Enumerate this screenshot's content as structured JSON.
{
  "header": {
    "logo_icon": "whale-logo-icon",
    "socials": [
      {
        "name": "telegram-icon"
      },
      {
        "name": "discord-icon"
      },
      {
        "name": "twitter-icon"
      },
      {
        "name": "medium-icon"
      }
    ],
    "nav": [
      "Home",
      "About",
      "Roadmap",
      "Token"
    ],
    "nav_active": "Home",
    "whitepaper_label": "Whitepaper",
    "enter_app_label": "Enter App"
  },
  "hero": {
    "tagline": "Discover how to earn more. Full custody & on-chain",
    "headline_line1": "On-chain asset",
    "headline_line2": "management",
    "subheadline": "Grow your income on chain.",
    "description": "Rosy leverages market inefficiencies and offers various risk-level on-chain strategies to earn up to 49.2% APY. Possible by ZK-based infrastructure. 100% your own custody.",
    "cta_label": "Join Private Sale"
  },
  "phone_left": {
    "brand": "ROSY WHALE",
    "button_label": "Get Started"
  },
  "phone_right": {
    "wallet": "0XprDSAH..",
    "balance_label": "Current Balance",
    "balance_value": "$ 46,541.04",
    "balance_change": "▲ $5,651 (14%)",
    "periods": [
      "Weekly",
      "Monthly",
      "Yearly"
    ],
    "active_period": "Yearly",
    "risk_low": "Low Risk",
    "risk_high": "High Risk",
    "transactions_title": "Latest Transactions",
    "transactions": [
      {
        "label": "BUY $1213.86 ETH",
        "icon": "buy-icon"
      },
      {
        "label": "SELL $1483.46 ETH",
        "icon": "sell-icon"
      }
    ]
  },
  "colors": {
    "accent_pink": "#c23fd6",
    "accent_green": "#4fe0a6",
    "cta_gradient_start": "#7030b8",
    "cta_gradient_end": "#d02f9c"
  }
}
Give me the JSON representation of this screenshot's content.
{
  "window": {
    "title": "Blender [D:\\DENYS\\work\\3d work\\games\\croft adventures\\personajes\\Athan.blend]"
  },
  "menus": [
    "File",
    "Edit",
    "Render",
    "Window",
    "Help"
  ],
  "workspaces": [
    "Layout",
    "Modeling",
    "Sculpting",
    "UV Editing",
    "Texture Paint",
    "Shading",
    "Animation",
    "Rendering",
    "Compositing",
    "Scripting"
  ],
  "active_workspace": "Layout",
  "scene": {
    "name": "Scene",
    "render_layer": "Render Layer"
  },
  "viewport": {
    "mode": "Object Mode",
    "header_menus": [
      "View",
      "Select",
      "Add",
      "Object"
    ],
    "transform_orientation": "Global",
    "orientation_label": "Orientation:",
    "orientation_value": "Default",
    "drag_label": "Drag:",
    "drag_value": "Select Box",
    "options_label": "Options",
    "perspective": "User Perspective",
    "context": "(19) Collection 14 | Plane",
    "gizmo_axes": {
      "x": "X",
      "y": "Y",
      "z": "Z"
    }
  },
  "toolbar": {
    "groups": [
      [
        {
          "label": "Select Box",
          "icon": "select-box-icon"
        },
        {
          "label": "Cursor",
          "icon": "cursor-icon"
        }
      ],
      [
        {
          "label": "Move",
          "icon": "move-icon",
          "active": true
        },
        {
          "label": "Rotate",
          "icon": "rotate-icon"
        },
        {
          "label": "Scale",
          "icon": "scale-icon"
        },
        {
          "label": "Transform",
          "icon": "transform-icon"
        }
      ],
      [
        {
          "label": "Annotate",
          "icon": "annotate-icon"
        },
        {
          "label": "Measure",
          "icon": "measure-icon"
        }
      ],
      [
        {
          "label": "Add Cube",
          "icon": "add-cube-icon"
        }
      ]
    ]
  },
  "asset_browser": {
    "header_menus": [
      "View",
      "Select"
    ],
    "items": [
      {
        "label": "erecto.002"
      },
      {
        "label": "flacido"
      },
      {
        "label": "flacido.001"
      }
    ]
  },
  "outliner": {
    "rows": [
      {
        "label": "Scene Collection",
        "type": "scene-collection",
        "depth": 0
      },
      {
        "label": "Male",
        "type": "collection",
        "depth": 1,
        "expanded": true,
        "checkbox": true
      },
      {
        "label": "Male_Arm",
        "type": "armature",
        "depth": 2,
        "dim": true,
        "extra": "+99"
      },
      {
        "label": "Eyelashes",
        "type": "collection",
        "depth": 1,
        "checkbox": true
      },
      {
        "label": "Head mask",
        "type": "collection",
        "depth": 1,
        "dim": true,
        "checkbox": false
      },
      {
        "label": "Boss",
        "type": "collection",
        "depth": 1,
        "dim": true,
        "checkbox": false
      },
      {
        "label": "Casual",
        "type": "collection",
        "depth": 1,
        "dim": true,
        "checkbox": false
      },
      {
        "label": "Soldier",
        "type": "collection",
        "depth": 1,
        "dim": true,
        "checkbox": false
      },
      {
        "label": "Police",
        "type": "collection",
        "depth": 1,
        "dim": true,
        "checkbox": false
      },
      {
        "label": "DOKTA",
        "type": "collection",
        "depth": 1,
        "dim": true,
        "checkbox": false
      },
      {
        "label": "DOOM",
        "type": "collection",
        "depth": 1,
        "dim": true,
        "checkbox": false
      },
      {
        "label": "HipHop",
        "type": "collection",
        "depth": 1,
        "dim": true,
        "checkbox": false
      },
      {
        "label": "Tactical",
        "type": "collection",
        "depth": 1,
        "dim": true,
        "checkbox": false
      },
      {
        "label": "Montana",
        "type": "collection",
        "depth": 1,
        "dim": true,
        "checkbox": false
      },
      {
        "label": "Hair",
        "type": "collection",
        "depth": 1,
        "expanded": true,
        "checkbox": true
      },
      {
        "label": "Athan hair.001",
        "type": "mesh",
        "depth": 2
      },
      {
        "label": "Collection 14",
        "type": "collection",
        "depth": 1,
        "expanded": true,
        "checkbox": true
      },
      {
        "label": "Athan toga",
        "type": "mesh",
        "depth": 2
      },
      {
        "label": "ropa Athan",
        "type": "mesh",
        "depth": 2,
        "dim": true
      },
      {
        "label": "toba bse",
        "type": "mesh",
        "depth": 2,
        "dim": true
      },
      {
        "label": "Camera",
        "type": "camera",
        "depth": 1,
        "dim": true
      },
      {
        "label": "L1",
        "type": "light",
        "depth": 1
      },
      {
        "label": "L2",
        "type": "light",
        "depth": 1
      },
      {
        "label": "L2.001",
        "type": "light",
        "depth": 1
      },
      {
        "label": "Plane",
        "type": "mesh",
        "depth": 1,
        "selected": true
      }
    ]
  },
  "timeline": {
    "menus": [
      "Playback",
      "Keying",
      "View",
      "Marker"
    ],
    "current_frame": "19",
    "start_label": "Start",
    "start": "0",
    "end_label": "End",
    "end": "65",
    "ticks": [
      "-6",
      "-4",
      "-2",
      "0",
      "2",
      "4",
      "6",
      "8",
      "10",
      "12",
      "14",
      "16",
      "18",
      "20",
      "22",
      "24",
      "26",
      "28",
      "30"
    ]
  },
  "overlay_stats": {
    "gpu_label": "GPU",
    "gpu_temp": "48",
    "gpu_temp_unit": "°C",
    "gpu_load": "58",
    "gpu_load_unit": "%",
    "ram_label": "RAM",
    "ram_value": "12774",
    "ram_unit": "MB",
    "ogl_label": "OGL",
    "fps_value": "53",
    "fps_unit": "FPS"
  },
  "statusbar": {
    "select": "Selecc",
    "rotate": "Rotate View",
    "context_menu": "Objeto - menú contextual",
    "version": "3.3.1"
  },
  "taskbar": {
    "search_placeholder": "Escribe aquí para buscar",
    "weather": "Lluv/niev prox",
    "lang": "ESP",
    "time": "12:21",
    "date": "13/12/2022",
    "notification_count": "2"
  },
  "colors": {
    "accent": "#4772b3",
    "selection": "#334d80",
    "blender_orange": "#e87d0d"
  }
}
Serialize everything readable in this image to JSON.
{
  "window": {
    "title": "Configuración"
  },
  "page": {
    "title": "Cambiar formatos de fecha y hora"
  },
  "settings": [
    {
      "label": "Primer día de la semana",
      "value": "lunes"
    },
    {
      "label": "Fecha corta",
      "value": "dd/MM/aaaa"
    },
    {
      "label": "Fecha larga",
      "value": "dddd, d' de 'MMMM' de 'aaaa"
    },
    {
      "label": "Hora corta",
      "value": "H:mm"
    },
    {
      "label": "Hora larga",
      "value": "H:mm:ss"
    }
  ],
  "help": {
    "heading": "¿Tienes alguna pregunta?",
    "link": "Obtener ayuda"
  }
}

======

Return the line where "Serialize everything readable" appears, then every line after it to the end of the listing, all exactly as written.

Serialize everything readable in this image to JSON.
{
  "window": {
    "title": "Configuración"
  },
  "page": {
    "title": "Cambiar formatos de fecha y hora"
  },
  "settings": [
    {
      "label": "Primer día de la semana",
      "value": "lunes"
    },
    {
      "label": "Fecha corta",
      "value": "dd/MM/aaaa"
    },
    {
      "label": "Fecha larga",
      "value": "dddd, d' de 'MMMM' de 'aaaa"
    },
    {
      "label": "Hora corta",
      "value": "H:mm"
    },
    {
      "label": "Hora larga",
      "value": "H:mm:ss"
    }
  ],
  "help": {
    "heading": "¿Tienes alguna pregunta?",
    "link": "Obtener ayuda"
  }
}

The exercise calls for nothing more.